[App and web page records]

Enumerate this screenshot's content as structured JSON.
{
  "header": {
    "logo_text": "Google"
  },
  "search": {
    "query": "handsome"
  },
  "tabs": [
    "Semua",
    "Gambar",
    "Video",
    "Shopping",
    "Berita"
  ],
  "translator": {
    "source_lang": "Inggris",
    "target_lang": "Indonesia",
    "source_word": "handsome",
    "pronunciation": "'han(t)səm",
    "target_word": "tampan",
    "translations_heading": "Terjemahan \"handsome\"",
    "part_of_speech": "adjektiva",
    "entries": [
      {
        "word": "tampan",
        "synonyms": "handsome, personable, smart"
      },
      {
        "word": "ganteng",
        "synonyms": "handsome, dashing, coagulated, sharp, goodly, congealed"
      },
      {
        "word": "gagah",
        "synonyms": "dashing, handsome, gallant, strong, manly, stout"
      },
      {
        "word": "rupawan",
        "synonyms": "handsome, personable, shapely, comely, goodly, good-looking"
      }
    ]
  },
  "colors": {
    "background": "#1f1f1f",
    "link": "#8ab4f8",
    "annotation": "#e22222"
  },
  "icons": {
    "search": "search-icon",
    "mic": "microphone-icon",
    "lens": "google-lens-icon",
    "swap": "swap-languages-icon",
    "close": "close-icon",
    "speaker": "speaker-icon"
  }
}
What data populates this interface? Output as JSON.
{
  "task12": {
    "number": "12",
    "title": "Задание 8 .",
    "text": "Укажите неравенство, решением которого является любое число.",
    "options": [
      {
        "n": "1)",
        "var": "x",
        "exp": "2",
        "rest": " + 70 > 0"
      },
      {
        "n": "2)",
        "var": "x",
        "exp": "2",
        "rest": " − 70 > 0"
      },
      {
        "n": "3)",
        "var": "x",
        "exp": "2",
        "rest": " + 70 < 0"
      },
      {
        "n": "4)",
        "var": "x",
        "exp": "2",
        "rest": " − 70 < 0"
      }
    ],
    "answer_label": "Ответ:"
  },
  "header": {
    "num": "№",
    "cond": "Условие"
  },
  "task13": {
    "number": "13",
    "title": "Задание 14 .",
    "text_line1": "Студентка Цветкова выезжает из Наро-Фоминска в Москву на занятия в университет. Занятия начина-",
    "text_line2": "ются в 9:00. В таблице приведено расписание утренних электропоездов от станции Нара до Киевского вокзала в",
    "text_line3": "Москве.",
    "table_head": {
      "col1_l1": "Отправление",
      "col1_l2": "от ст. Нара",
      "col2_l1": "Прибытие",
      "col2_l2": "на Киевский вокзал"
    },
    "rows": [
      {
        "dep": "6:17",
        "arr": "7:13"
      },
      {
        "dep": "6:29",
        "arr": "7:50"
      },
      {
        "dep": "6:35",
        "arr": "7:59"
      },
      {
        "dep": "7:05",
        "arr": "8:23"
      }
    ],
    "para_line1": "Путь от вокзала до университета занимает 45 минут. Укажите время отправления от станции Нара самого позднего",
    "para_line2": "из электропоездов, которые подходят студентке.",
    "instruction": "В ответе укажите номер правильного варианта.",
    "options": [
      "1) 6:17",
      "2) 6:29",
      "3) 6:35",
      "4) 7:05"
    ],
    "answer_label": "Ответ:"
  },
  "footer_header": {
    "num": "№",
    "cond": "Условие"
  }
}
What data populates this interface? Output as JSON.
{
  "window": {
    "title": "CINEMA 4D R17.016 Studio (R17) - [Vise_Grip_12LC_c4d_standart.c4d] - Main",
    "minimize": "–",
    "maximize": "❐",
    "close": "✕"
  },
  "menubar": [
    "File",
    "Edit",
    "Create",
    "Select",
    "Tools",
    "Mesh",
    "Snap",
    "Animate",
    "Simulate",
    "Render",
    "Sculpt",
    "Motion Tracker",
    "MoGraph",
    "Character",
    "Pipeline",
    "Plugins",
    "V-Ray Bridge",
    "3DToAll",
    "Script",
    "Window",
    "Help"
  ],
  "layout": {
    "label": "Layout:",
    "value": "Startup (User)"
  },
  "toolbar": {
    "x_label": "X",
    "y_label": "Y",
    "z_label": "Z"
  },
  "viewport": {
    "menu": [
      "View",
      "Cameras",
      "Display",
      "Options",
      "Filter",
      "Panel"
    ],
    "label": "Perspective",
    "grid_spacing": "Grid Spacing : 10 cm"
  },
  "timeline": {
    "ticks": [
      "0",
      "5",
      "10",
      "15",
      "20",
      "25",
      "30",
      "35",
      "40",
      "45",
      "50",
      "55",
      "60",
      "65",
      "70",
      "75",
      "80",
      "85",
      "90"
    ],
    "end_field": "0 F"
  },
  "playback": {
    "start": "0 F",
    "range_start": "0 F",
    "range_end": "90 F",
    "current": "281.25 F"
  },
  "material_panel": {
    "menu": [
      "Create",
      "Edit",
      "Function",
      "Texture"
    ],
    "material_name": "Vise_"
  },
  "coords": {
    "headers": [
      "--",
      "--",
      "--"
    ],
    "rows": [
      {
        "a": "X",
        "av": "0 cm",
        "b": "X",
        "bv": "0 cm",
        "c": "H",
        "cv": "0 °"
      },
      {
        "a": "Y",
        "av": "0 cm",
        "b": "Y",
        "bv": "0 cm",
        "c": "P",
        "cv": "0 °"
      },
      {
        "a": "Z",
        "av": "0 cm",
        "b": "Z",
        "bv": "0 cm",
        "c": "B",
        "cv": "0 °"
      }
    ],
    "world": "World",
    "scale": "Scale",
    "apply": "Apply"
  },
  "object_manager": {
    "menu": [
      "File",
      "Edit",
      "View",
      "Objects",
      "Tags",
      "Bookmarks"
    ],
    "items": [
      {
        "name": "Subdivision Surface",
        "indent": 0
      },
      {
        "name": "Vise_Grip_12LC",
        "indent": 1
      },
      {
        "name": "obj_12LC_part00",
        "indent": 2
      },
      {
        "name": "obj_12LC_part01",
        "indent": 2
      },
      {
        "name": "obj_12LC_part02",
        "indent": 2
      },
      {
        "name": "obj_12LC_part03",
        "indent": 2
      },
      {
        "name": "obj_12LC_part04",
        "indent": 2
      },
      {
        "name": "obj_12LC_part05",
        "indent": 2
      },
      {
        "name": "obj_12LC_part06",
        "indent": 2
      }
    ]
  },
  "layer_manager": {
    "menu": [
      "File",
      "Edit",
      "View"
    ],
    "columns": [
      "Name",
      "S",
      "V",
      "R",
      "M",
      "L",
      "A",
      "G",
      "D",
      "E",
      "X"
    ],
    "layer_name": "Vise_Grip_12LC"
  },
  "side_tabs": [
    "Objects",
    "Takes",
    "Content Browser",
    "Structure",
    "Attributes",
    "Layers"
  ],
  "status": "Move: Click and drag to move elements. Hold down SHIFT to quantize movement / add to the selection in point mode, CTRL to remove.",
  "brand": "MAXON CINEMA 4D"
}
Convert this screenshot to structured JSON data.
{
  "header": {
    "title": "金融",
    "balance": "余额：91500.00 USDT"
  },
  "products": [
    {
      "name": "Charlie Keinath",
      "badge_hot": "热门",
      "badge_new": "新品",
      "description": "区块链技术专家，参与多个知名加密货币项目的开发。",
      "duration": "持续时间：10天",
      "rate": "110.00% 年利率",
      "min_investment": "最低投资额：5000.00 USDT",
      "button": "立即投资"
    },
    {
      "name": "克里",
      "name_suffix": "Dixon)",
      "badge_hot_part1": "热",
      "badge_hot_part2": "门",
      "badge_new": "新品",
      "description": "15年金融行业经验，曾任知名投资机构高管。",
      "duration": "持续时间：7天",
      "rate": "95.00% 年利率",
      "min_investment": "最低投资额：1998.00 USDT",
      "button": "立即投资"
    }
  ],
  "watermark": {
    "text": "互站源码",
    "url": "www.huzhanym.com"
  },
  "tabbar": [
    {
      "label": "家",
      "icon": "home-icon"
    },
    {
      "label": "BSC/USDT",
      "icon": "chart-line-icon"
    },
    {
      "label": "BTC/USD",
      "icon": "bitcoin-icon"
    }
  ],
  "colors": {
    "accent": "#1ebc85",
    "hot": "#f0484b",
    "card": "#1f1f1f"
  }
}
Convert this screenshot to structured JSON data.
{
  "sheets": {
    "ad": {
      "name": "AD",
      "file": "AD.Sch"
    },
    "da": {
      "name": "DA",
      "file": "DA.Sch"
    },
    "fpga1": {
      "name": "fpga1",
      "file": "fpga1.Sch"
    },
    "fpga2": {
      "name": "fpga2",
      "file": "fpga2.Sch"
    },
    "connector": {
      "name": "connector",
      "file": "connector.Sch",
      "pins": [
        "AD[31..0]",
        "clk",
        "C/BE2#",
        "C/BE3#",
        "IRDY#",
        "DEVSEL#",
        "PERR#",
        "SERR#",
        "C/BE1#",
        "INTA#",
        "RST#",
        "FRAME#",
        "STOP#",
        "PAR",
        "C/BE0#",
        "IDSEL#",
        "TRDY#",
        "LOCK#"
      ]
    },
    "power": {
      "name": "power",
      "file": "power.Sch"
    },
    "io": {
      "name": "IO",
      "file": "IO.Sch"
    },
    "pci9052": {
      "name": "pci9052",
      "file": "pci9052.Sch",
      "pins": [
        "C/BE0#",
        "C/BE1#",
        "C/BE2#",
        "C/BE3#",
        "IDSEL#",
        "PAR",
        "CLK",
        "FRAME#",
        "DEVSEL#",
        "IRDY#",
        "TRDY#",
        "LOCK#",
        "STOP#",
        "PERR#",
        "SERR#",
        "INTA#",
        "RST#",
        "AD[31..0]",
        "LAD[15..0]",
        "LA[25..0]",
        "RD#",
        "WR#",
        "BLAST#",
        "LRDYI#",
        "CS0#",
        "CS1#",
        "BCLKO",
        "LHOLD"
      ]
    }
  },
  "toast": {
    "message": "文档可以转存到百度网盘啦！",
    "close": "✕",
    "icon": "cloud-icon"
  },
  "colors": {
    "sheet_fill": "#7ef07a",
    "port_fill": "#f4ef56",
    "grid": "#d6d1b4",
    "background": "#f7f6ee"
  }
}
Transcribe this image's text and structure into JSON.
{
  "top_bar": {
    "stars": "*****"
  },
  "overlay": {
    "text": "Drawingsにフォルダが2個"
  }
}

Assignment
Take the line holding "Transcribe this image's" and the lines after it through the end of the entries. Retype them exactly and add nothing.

Output
Transcribe this image's text and structure into JSON.
{
  "top_bar": {
    "stars": "*****"
  },
  "overlay": {
    "text": "Drawingsにフォルダが2個"
  }
}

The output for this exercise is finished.